Canto III

“Pigeons’ Parliament”: Page 83.

Canto III.

(1, p. 43.)

And seek out breaches in the laws.

The speaker seems to refer to the practice of lawyers in our law courts, who seem more to pervert justice than to support it, according as they are paid, and the side of the question to which they are hired.

(2, p. 44.)

Pleased with his aim I’ve oft him spoke
Approving praise, and sung “more pork.”

It is certainly very praiseworthy in some of our early settlers of the humbler classes, in their endeavours to rise above the necessity of being obliged to earn a mere precarious subsistence from haughty lordlings, who would seem more to act the slave-driver than the laudable employer. In the evening, after the day’s work was done to another, and after having been refreshed by the evening repast, but more inspired by the hope of being soon his own master, would many an humble cotter take the advantage of the moon’s bright beams at his own work; so continuing often to a late hour, many of whom are now reaping the benefits of their hardy exertions. Although I have often done the same, I am sorry to add, as I believe, I am an exception.

page 84“Pigeons’ Parliament”: Page 84.
(3, p. 45.)

One plump and large, the other thin.

The description of the two rats, with their conversations, is, I apprehend, a fit allegorical representation of the customs and circumstances which generally prevailed.

(4, p. 51.)

And where is San?

To save the reader any anxiety about him, I may here say, that it has been reported that he was found next morning in bed, but so battered and bruised that he could not be seen for a week, though some affirm for a fortnight.

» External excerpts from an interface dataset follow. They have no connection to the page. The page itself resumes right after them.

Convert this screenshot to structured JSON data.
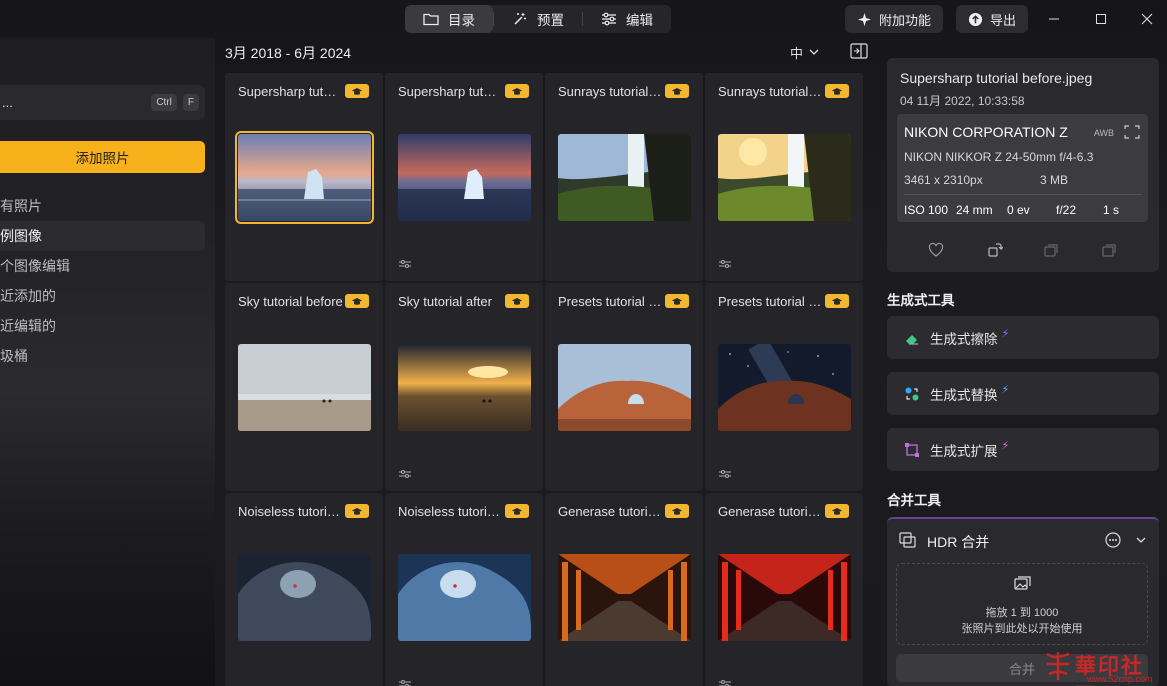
{
  "tabs": [
    {
      "label": "目录",
      "icon": "folder-icon",
      "active": true
    },
    {
      "label": "预置",
      "icon": "magic-wand-icon",
      "active": false
    },
    {
      "label": "编辑",
      "icon": "sliders-icon",
      "active": false
    }
  ],
  "topbar": {
    "addons_label": "附加功能",
    "export_label": "导出"
  },
  "sidebar": {
    "search_placeholder": "...",
    "shortcut_ctrl": "Ctrl",
    "shortcut_f": "F",
    "add_photos_label": "添加照片",
    "items": [
      {
        "label": "有照片",
        "active": false
      },
      {
        "label": "例图像",
        "active": true
      },
      {
        "label": "个图像编辑",
        "active": false
      },
      {
        "label": "近添加的",
        "active": false
      },
      {
        "label": "近编辑的",
        "active": false
      },
      {
        "label": "圾桶",
        "active": false
      }
    ]
  },
  "gallery": {
    "date_range": "3月 2018 - 6月 2024",
    "size_label": "中",
    "photos": [
      {
        "title": "Supersharp tutorial before.jpeg",
        "scene": "iceberg",
        "selected": true,
        "edited": false
      },
      {
        "title": "Supersharp tutorial after",
        "scene": "iceberg-dark",
        "selected": false,
        "edited": true
      },
      {
        "title": "Sunrays tutorial before",
        "scene": "waterfall",
        "selected": false,
        "edited": false
      },
      {
        "title": "Sunrays tutorial after",
        "scene": "waterfall-sun",
        "selected": false,
        "edited": true
      },
      {
        "title": "Sky tutorial before",
        "scene": "beach-grey",
        "selected": false,
        "edited": false
      },
      {
        "title": "Sky tutorial after",
        "scene": "beach-sunset",
        "selected": false,
        "edited": true
      },
      {
        "title": "Presets tutorial before",
        "scene": "arch-day",
        "selected": false,
        "edited": false
      },
      {
        "title": "Presets tutorial after",
        "scene": "arch-night",
        "selected": false,
        "edited": true
      },
      {
        "title": "Noiseless tutorial before",
        "scene": "cave",
        "selected": false,
        "edited": false
      },
      {
        "title": "Noiseless tutorial after",
        "scene": "cave-blue",
        "selected": false,
        "edited": true
      },
      {
        "title": "Generase tutorial before",
        "scene": "torii-orange",
        "selected": false,
        "edited": false
      },
      {
        "title": "Generase tutorial after",
        "scene": "torii-red",
        "selected": false,
        "edited": true
      }
    ]
  },
  "info": {
    "filename": "Supersharp tutorial before.jpeg",
    "datetime": "04 11月 2022, 10:33:58",
    "camera": "NIKON CORPORATION Z",
    "awb": "AWB",
    "lens": "NIKON NIKKOR Z 24-50mm f/4-6.3",
    "dimensions": "3461 x 2310px",
    "filesize": "3 MB",
    "iso": "ISO 100",
    "focal": "24 mm",
    "ev": "0 ev",
    "aperture": "f/22",
    "shutter": "1 s"
  },
  "gen_tools": {
    "title": "生成式工具",
    "items": [
      {
        "label": "生成式擦除",
        "icon": "eraser-icon"
      },
      {
        "label": "生成式替换",
        "icon": "replace-icon"
      },
      {
        "label": "生成式扩展",
        "icon": "expand-icon"
      }
    ]
  },
  "merge_tools": {
    "title": "合并工具",
    "hdr_title": "HDR 合并",
    "drop_line1": "拖放 1 到 1000",
    "drop_line2": "张照片到此处以开始使用",
    "merge_label": "合并"
  },
  "watermark": {
    "main": "華印社區",
    "sub": "www.52cnp.com"
  },
  "colors": {
    "accent": "#f7b21b",
    "panel": "#2a2a2e",
    "ai_purple": "#9a6bff"
  }
}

However, he was so long absent from the heels of his workmen that they began to suspect he was dead, and in order to show their affection for him they made out amongst themselves the following Epitaph.

(To be engraved on the upper edge of the stone.)
to the memory of our beloved master,
(On this side, facing the east.)

Here lies Master San,
Mere shell of a man;
But whither his soul has gone
’Tis hard to tell;
Some say to ——,
But others believe he had none.

(On that side, facing the west.)

And here lies Pollyword,
Who never could afford
Justice to his working man.
Lest he might break the peace
Where contentions should cease,
We have buried him not beside San.